THE TWILIGHT SAD
If there was a sure bet on who would play a Cure-centric festival, Scottish mope-rockers (or as they describe it, “folk with layers of noise”) The Twilight Sad would be the odds-on favorite. Since 2007, this band has gone from thick-and-dark shoegazer to krautrock darkwave to stylistically sophisticated synth-folk in five critically-acclaimed albums. Their January 2019 release of It Won/t Be Like This All The Time blends elements from post-punk to industrial noise, owing its unique sound to a deconstructive songwriting process (guitarist Andy MacFarlane claims that he wrote the album’s melodies, then had vocalist James Graham write lyrics over it, then deleted all the melodies and started writing a completely different album under it). And if that wasn’t enough of a Cure-esque credential, Robert Smith even covered their “There’s A Girl In The Corner” in 2015, acknowledging that this band is near-and-dear to Smith’s heart.
What can probably only be described as gothic romance-metal (think maybe Kaleidescope-era Siouxsie meets Tool), California’s own Chelsea Wolfe will probably be remembered as Pasadena Daydream’s darling of darkness. Drawing on everything from folk to dark metal, Wolfe doesn’t shy away from using her personal traumatic experiences as a way to frame what she sees as an overwhelming global political melee (her song “Vex” for example is acoustically rooted in a deep-sea “hum,” which she believes is an “instinctual guide to the creatures who live in those dark depths,” an allegory for mass human suffering and perhaps music itself). Her wailing lyrics, buried beneath a throbbing grimy reverb, call for personal embodiment as a means of escaping our current tumultuous atmosphere of hate and fear.

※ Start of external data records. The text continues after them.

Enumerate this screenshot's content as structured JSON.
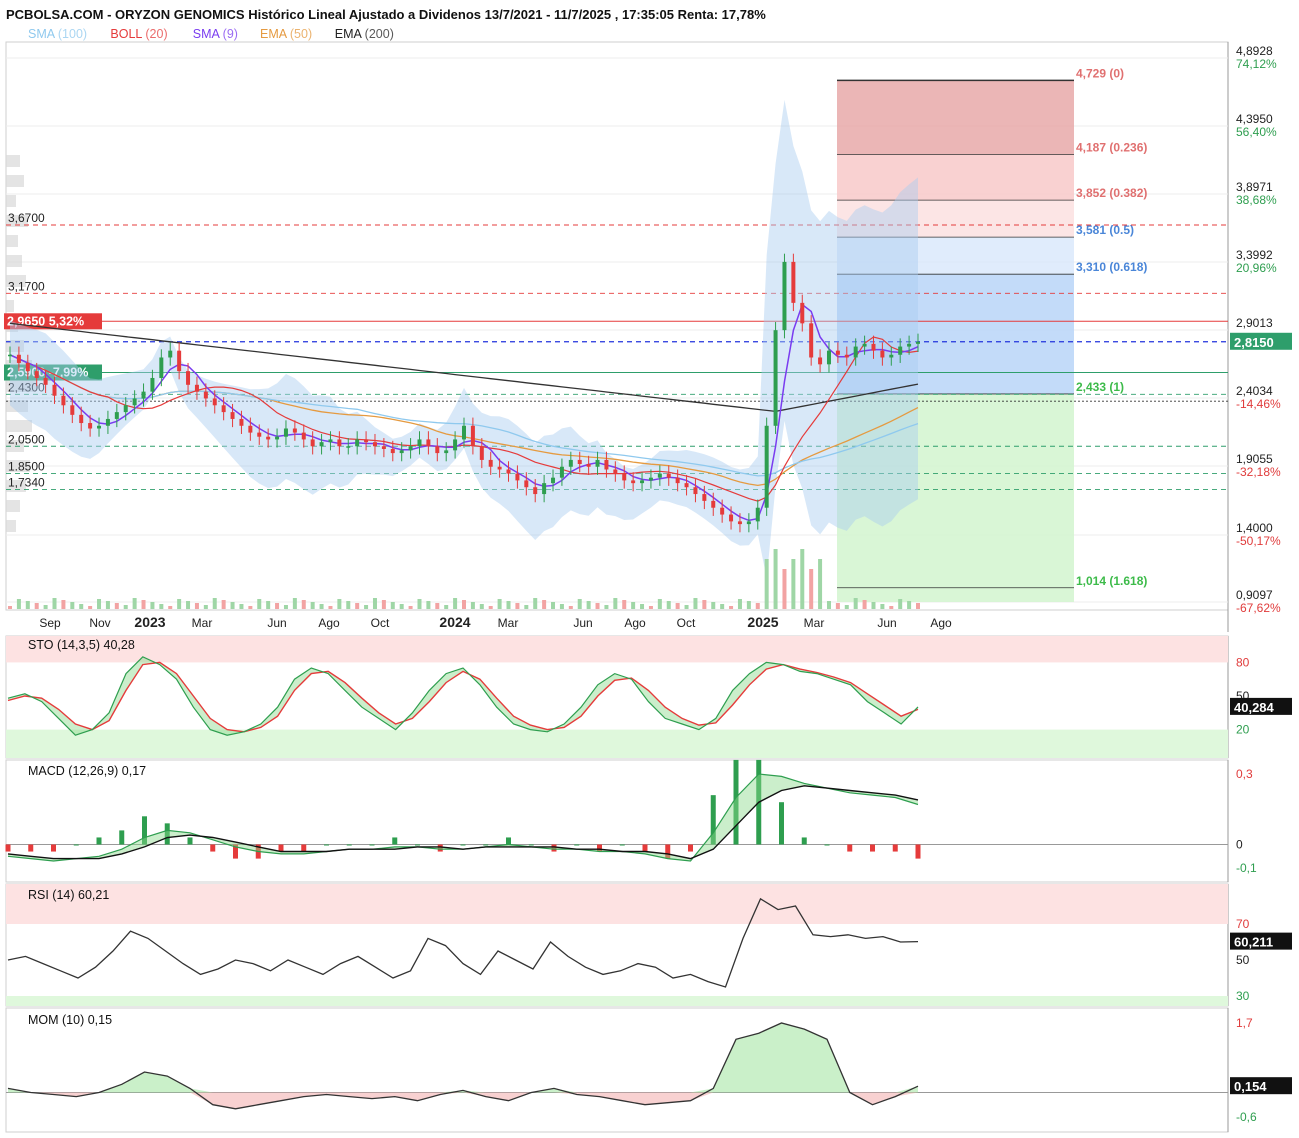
{
  "header": {
    "title": "PCBOLSA.COM - ORYZON GENOMICS Histórico Lineal Ajustado a Dividenos 13/7/2021 - 11/7/2025 , 17:35:05 Renta: 17,78%"
  },
  "legend": [
    {
      "label": "SMA",
      "param": "(100)",
      "color": "#8fc9ee"
    },
    {
      "label": "BOLL",
      "param": "(20)",
      "color": "#e53b3b"
    },
    {
      "label": "SMA",
      "param": "(9)",
      "color": "#7a3cf0"
    },
    {
      "label": "EMA",
      "param": "(50)",
      "color": "#e59a40"
    },
    {
      "label": "EMA",
      "param": "(200)",
      "color": "#222222"
    }
  ],
  "colors": {
    "up": "#2e9e4f",
    "down": "#e53b3b",
    "boll_fill": "#a9cbef",
    "price_tag": "#2e9e6b"
  },
  "chart_data": {
    "type": "candlestick",
    "main": {
      "x_labels": [
        {
          "t": "Sep",
          "bold": false
        },
        {
          "t": "Nov",
          "bold": false
        },
        {
          "t": "2023",
          "bold": true
        },
        {
          "t": "Mar",
          "bold": false
        },
        {
          "t": "Jun",
          "bold": false
        },
        {
          "t": "Ago",
          "bold": false
        },
        {
          "t": "Oct",
          "bold": false
        },
        {
          "t": "2024",
          "bold": true
        },
        {
          "t": "Mar",
          "bold": false
        },
        {
          "t": "Jun",
          "bold": false
        },
        {
          "t": "Ago",
          "bold": false
        },
        {
          "t": "Oct",
          "bold": false
        },
        {
          "t": "2025",
          "bold": true
        },
        {
          "t": "Mar",
          "bold": false
        },
        {
          "t": "Jun",
          "bold": false
        },
        {
          "t": "Ago",
          "bold": false
        }
      ],
      "y_labels": [
        {
          "value": "4,8928",
          "pct": "74,12%"
        },
        {
          "value": "4,3950",
          "pct": "56,40%"
        },
        {
          "value": "3,8971",
          "pct": "38,68%"
        },
        {
          "value": "3,3992",
          "pct": "20,96%"
        },
        {
          "value": "2,9013",
          "pct": ""
        },
        {
          "value": "2,4034",
          "pct": "-14,46%"
        },
        {
          "value": "1,9055",
          "pct": "-32,18%"
        },
        {
          "value": "1,4000",
          "pct": "-50,17%"
        },
        {
          "value": "0,9097",
          "pct": "-67,62%"
        }
      ],
      "last_price": "2,8150",
      "left_levels": [
        {
          "label": "3,6700",
          "value": 3.67
        },
        {
          "label": "3,1700",
          "value": 3.17
        },
        {
          "label": "2,4300",
          "value": 2.43
        },
        {
          "label": "2,0500",
          "value": 2.05
        },
        {
          "label": "1.8500",
          "value": 1.85
        },
        {
          "label": "1,7340",
          "value": 1.734
        }
      ],
      "tags": [
        {
          "text": "2,9650  5,32%",
          "value": 2.965
        },
        {
          "text": "2,5900  -7,99%",
          "value": 2.59
        }
      ],
      "fibonacci": [
        {
          "label": "4,729 (0)",
          "value": 4.729
        },
        {
          "label": "4,187 (0.236)",
          "value": 4.187
        },
        {
          "label": "3,852 (0.382)",
          "value": 3.852
        },
        {
          "label": "3,581 (0.5)",
          "value": 3.581
        },
        {
          "label": "3,310 (0.618)",
          "value": 3.31
        },
        {
          "label": "2,433 (1)",
          "value": 2.433
        },
        {
          "label": "1,014 (1.618)",
          "value": 1.014
        }
      ],
      "close_series": [
        2.72,
        2.66,
        2.6,
        2.55,
        2.5,
        2.42,
        2.35,
        2.28,
        2.22,
        2.18,
        2.2,
        2.25,
        2.3,
        2.35,
        2.4,
        2.45,
        2.55,
        2.7,
        2.75,
        2.6,
        2.5,
        2.45,
        2.4,
        2.35,
        2.3,
        2.25,
        2.2,
        2.15,
        2.12,
        2.1,
        2.12,
        2.18,
        2.15,
        2.1,
        2.05,
        2.08,
        2.1,
        2.05,
        2.05,
        2.1,
        2.08,
        2.05,
        2.03,
        2.0,
        2.02,
        2.05,
        2.1,
        2.05,
        2.0,
        2.02,
        2.1,
        2.2,
        2.05,
        1.95,
        1.9,
        1.88,
        1.85,
        1.8,
        1.75,
        1.7,
        1.78,
        1.82,
        1.9,
        1.95,
        1.92,
        1.9,
        1.95,
        1.88,
        1.85,
        1.8,
        1.78,
        1.8,
        1.82,
        1.85,
        1.82,
        1.78,
        1.75,
        1.7,
        1.65,
        1.6,
        1.55,
        1.5,
        1.48,
        1.5,
        1.6,
        2.2,
        2.9,
        3.4,
        3.1,
        2.95,
        2.7,
        2.65,
        2.75,
        2.72,
        2.7,
        2.78,
        2.8,
        2.75,
        2.7,
        2.72,
        2.78,
        2.8,
        2.815
      ]
    },
    "indicators": [
      {
        "name": "STO",
        "params": "(14,3,5)",
        "value": "40,28",
        "last": "40,284",
        "levels": [
          "80",
          "50",
          "20"
        ],
        "k_series": [
          48,
          52,
          45,
          30,
          15,
          20,
          35,
          70,
          85,
          78,
          65,
          40,
          20,
          15,
          18,
          25,
          40,
          65,
          75,
          70,
          55,
          40,
          30,
          20,
          35,
          55,
          70,
          75,
          60,
          40,
          25,
          20,
          18,
          25,
          40,
          60,
          70,
          65,
          45,
          30,
          25,
          20,
          30,
          55,
          70,
          80,
          78,
          72,
          70,
          65,
          60,
          45,
          35,
          25,
          40.28
        ],
        "d_series": [
          46,
          50,
          48,
          38,
          25,
          20,
          28,
          55,
          78,
          80,
          70,
          50,
          30,
          20,
          18,
          22,
          32,
          55,
          70,
          72,
          62,
          48,
          35,
          25,
          30,
          45,
          62,
          72,
          65,
          48,
          32,
          24,
          20,
          22,
          32,
          50,
          64,
          66,
          55,
          40,
          30,
          24,
          26,
          42,
          60,
          74,
          78,
          74,
          71,
          67,
          62,
          52,
          42,
          32,
          38
        ]
      },
      {
        "name": "MACD",
        "params": "(12,26,9)",
        "value": "0,17",
        "levels": [
          "0,3",
          "0",
          "-0,1"
        ],
        "macd_series": [
          -0.05,
          -0.06,
          -0.07,
          -0.06,
          -0.05,
          -0.02,
          0.03,
          0.06,
          0.05,
          0.02,
          -0.01,
          -0.03,
          -0.04,
          -0.04,
          -0.03,
          -0.02,
          -0.02,
          -0.01,
          -0.01,
          -0.02,
          -0.02,
          -0.01,
          0.0,
          -0.01,
          -0.02,
          -0.02,
          -0.03,
          -0.03,
          -0.04,
          -0.06,
          -0.07,
          0.05,
          0.2,
          0.3,
          0.29,
          0.26,
          0.24,
          0.22,
          0.21,
          0.2,
          0.17
        ],
        "signal_series": [
          -0.04,
          -0.05,
          -0.06,
          -0.06,
          -0.06,
          -0.04,
          -0.01,
          0.03,
          0.04,
          0.03,
          0.01,
          -0.01,
          -0.03,
          -0.03,
          -0.03,
          -0.02,
          -0.02,
          -0.02,
          -0.01,
          -0.01,
          -0.02,
          -0.01,
          -0.01,
          -0.01,
          -0.01,
          -0.02,
          -0.02,
          -0.03,
          -0.03,
          -0.04,
          -0.06,
          -0.02,
          0.08,
          0.18,
          0.23,
          0.25,
          0.24,
          0.23,
          0.22,
          0.21,
          0.19
        ]
      },
      {
        "name": "RSI",
        "params": "(14)",
        "value": "60,21",
        "last": "60,211",
        "levels": [
          "70",
          "50",
          "30"
        ],
        "series": [
          50,
          52,
          48,
          44,
          40,
          46,
          55,
          66,
          62,
          55,
          48,
          42,
          45,
          50,
          48,
          44,
          50,
          46,
          42,
          48,
          52,
          46,
          40,
          44,
          62,
          58,
          48,
          42,
          55,
          50,
          45,
          60,
          52,
          46,
          42,
          44,
          48,
          46,
          40,
          42,
          38,
          35,
          62,
          84,
          78,
          80,
          64,
          63,
          64,
          62,
          63,
          60,
          60.21
        ]
      },
      {
        "name": "MOM",
        "params": "(10)",
        "value": "0,15",
        "last": "0,154",
        "levels": [
          "1,7",
          "-0,6"
        ],
        "series": [
          0.1,
          0.0,
          -0.05,
          -0.1,
          0.0,
          0.2,
          0.5,
          0.4,
          0.1,
          -0.3,
          -0.4,
          -0.3,
          -0.2,
          -0.1,
          -0.05,
          -0.1,
          -0.15,
          -0.1,
          -0.2,
          -0.05,
          0.05,
          -0.1,
          -0.2,
          0.0,
          0.1,
          -0.05,
          -0.1,
          -0.2,
          -0.3,
          -0.25,
          -0.2,
          0.1,
          1.3,
          1.45,
          1.7,
          1.55,
          1.3,
          0.0,
          -0.3,
          -0.1,
          0.154
        ]
      }
    ]
  }
}
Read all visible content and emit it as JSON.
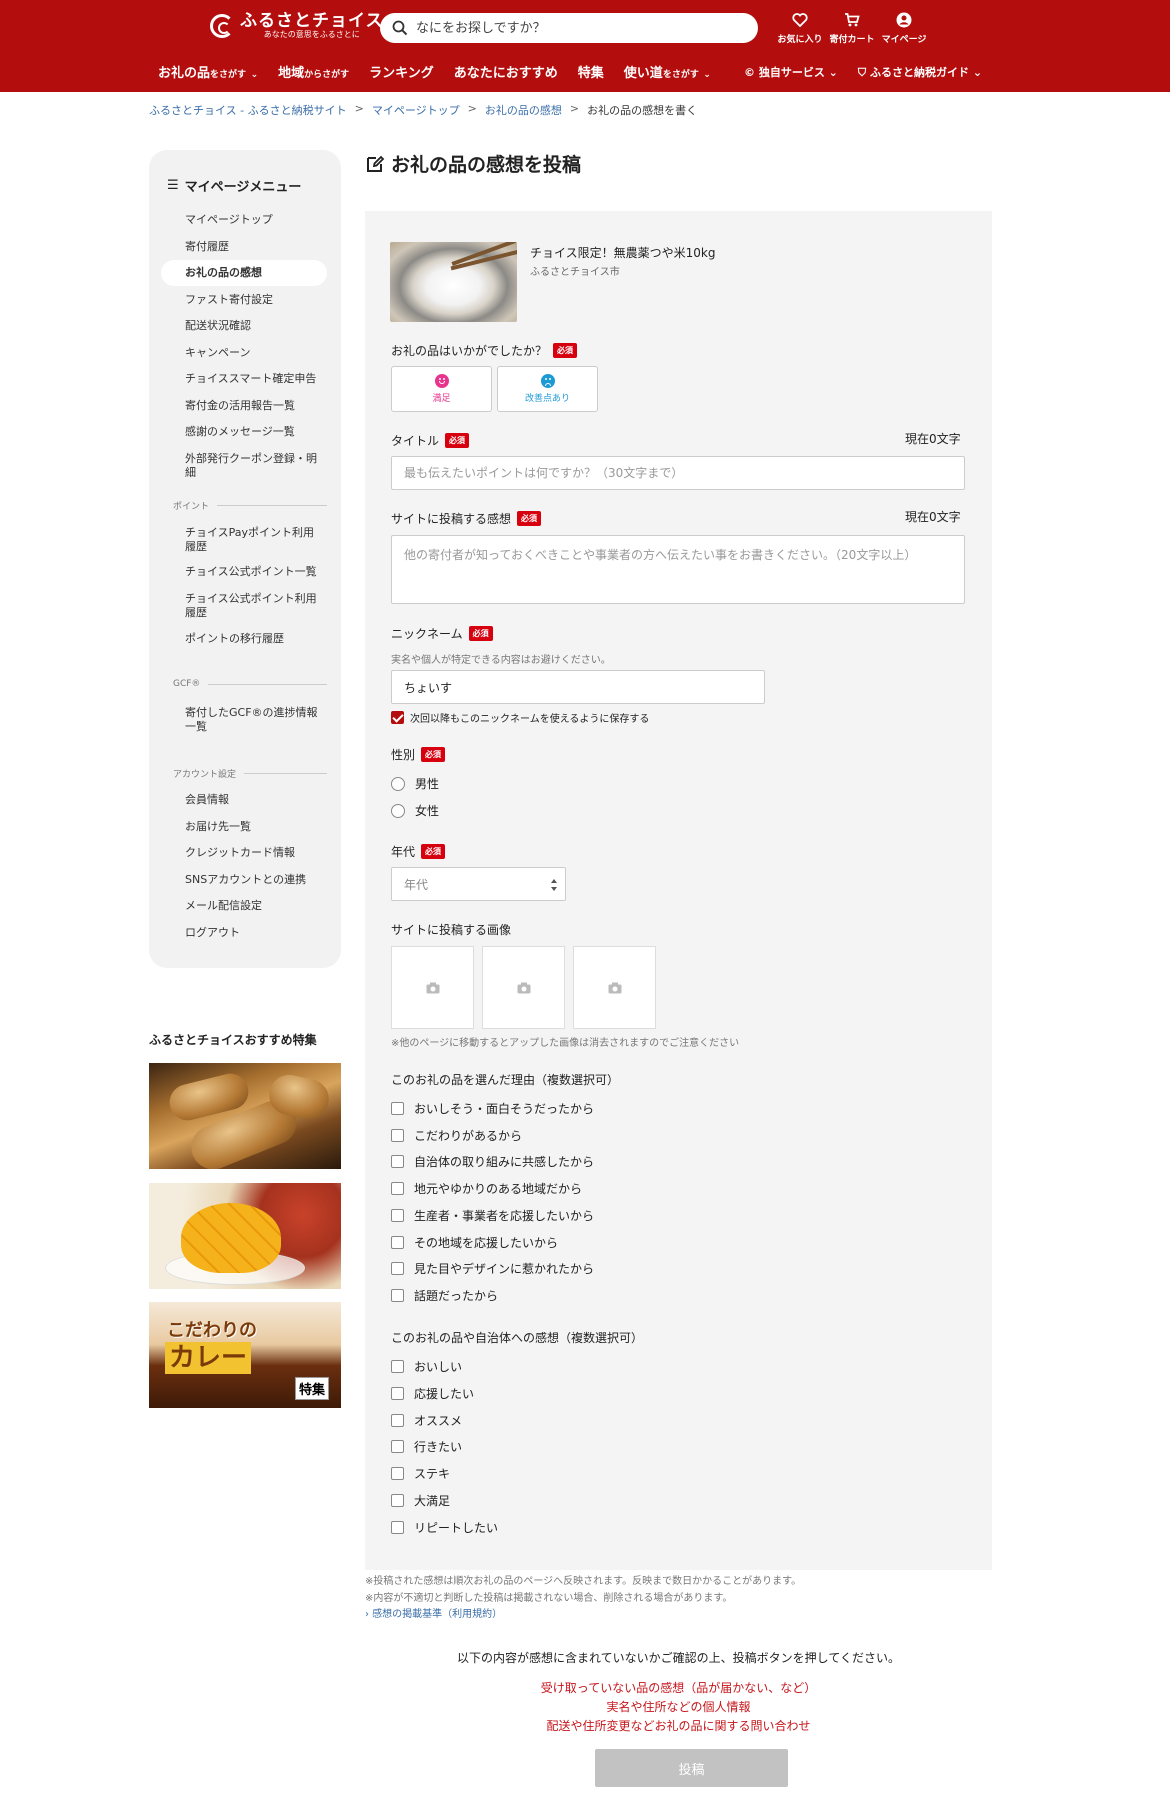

Wolfe’s last album, 2017’s Hiss Spun speaks to a seething loneliness and alienation and culture of frenzy that her music is an attempt to quell. “It’s overwhelming and I have to write about it,” she says, citing Henry Miller as an inspiration to “embrace the mess of self” as a way to control our world and exert autonomy in it. Saying only that a new album would be released “in 2019,” we’re sure to be delving into some deep waters with Wolfe sharing the stage with other heavy soul-searchers this August.
Emma Ruth Rundle
A little Kate Bush, a little Cocteau Twins, a little Beth Orton, a little folk, Louisville-born visual artist and musician Emma Ruth Rundle isn’t here to let her dreamy sweetness fool you. She can go as deep as you let her, and her billing on Pasadena Daydream will definitely be a performance to look forward to. Rundle’s music is a lush, languid tapestry that borders on country, psychedelia, and alt-rock. In an interview this year, Rundle says that she constructs all of her songs on her father’s acoustic guitar, layering lots of polyphonic chords and overdubbing into a highly structured but brutally honest writing process. Her widely-praised 2018 album On Dark Horses is probably what caught the ear of Robert Smith, as it deals with similar Cure-esque themes of mourning, drama and loss, however with a much more uplifting, weightless sound than some of the other acts on the Pasadena Daydream bill. There is no word on an upcoming album from Rundle, but we are sure to be uplifted by her small frame and large sound when she hits the stage.
Reporting by Fiestaban Photography